Hungary warns that it will not support the proposal as it stands and Slovakia and the Czech Republic ask for broader transitions
MADRID/BRUSSELS, 4 May. (EUROPE PRESS) –
The proposal by the President of the European Commission, Ursula Von der Leyen, to include the veto on Russian oil in the next package of sanctions against Russia has generated doubts in countries such as Hungary, Slovakia and the Czech Republic, which are calling for specific measures and, in generally more time to adjust to the potential embargo.
“Let’s be clear, it will not be easy,” said Von der Leyen, assuming the complications of applying sanctions that, in any case, will not be immediate. Brussels proposes a transition until the end of the year, in an initial idea that would not be set in stone.
The European plan depends on the consensus of the Member States and the Hungarian government has already hinted that, as it is written today, it will not support it. “Being responsible, we cannot support this version of the Brussels sanctions package,” Foreign Minister Peter Szijjarto acknowledged in a video posted on Facebook.
Szijjarto has pointed out that the European plan would “destroy” the energy security of Hungary, a country that receives more than 60 percent of its oil from Russia, in line with what Viktor Orbán’s Executive spokesman, Zoltan Kovacs, has also said.
“We do not see plans in the current proposal to manage a transition period or how Hungary’s energy security would be guaranteed,” Kovacs said. The Hungarian Executive, however, has avoided counteroffering with more deadlines to Von der Leyen’s roadmap.
However, the Government of Slovakia has done so, and although it has given its support to the new package of sanctions, it has requested a longer transition period. The Minister of Economy, Richard Sulik, has asked that the Slovak requests not be compared with the Hungarian ones and has denied that they want an indefinite exemption, but he has indicated that the transition phase should last three years, according to statements to the media collected by the daily ‘Pravda’.
Sulik has appealed to European “solidarity” to allow Slovakia to “adapt” to the new situation. Stop depending on Russian oil will cost Slovakia about 160 million euros, according to estimates by the Executive.
For his part, the Prime Minister of the Czech Republic, Petr Fiala, has acknowledged the reservations of his Executive with the application of the new punishments and has planned in statements to the media a phase of two or even three years before to be able to build new oil pipelines , according to Czech public television.
A “COMPLEX” DEVELOPMENT
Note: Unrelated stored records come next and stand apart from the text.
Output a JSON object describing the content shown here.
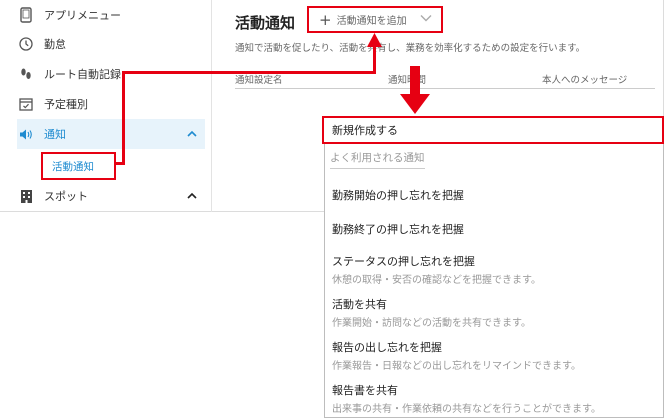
{
  "sidebar": {
    "items": [
      {
        "label": "アプリメニュー"
      },
      {
        "label": "勤怠"
      },
      {
        "label": "ルート自動記録"
      },
      {
        "label": "予定種別"
      },
      {
        "label": "通知",
        "expanded_marker": "^"
      },
      {
        "label": "スポット",
        "expanded_marker": "^"
      }
    ],
    "subitem": {
      "label": "活動通知"
    }
  },
  "main": {
    "title": "活動通知",
    "add_button": {
      "label": "活動通知を追加"
    },
    "description": "通知で活動を促したり、活動を共有し、業務を効率化するための設定を行います。",
    "columns": [
      "通知設定名",
      "通知時間",
      "本人へのメッセージ"
    ]
  },
  "dropdown": {
    "create_new": "新規作成する",
    "section_label": "よく利用される通知",
    "items": [
      {
        "title": "勤務開始の押し忘れを把握",
        "subtitle": ""
      },
      {
        "title": "勤務終了の押し忘れを把握",
        "subtitle": ""
      },
      {
        "title": "ステータスの押し忘れを把握",
        "subtitle": "休憩の取得・安否の確認などを把握できます。"
      },
      {
        "title": "活動を共有",
        "subtitle": "作業開始・訪問などの活動を共有できます。"
      },
      {
        "title": "報告の出し忘れを把握",
        "subtitle": "作業報告・日報などの出し忘れをリマインドできます。"
      },
      {
        "title": "報告書を共有",
        "subtitle": "出来事の共有・作業依頼の共有などを行うことができます。"
      }
    ]
  },
  "colors": {
    "accent": "#1e8bd0",
    "highlight": "#e60012",
    "active_bg": "#e7f3fb"
  }
}
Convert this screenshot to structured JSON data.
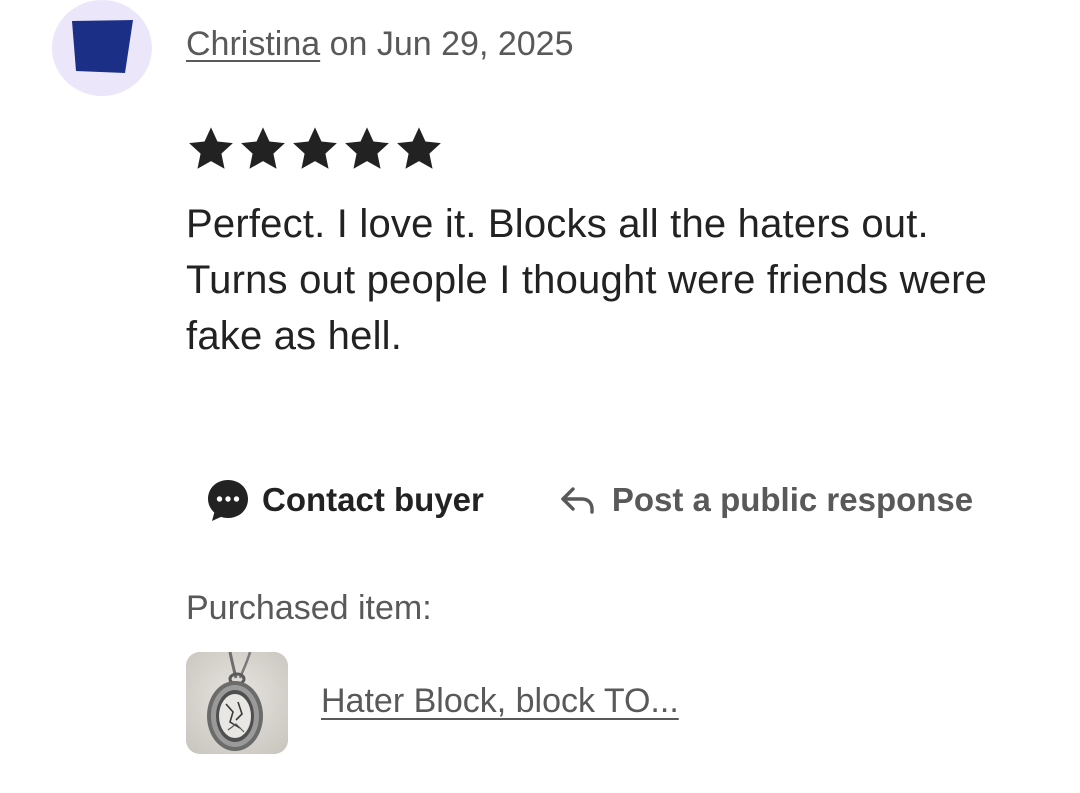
{
  "review": {
    "reviewer_name": "Christina",
    "date_text": " on Jun 29, 2025",
    "rating": 5,
    "rating_max": 5,
    "text": "Perfect. I love it. Blocks all the haters out. Turns out people I thought were friends were fake as hell."
  },
  "actions": {
    "contact_buyer_label": "Contact buyer",
    "public_response_label": "Post a public response"
  },
  "purchase": {
    "label": "Purchased item:",
    "item_title": "Hater Block, block TO..."
  },
  "icons": {
    "avatar": "avatar-image",
    "star": "star-icon",
    "contact": "chat-bubble-icon",
    "reply": "reply-arrow-icon"
  },
  "colors": {
    "avatar_bg": "#ece6fb",
    "avatar_shape": "#1b2f86",
    "text_dark": "#222222",
    "text_muted": "#595959"
  }
}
The embargo will affect both oil transported by sea and through pipelines, whether crude or refined, although the system designed by Brussels for the end of crude oil imports is “progressive”, so that the disconnection of crude oil is in six months and the of refined products “at the end of the year”.
Von der Leyen has not given more details of the content of the proposal, but the Bloomberg agency has specified that in the case of Hungary and Slovakia they would be allowed a longer transition period, until the end of 2023.
Despite the problems of some partners with the times for the disconnection of Russian oil, European sources pointed out that there was broad support for the Commission’s text in the first debate at ambassadorial level this Wednesday, although its development is “complex “and requires continuing technical negotiation. The objective is an agreement before the end of the week.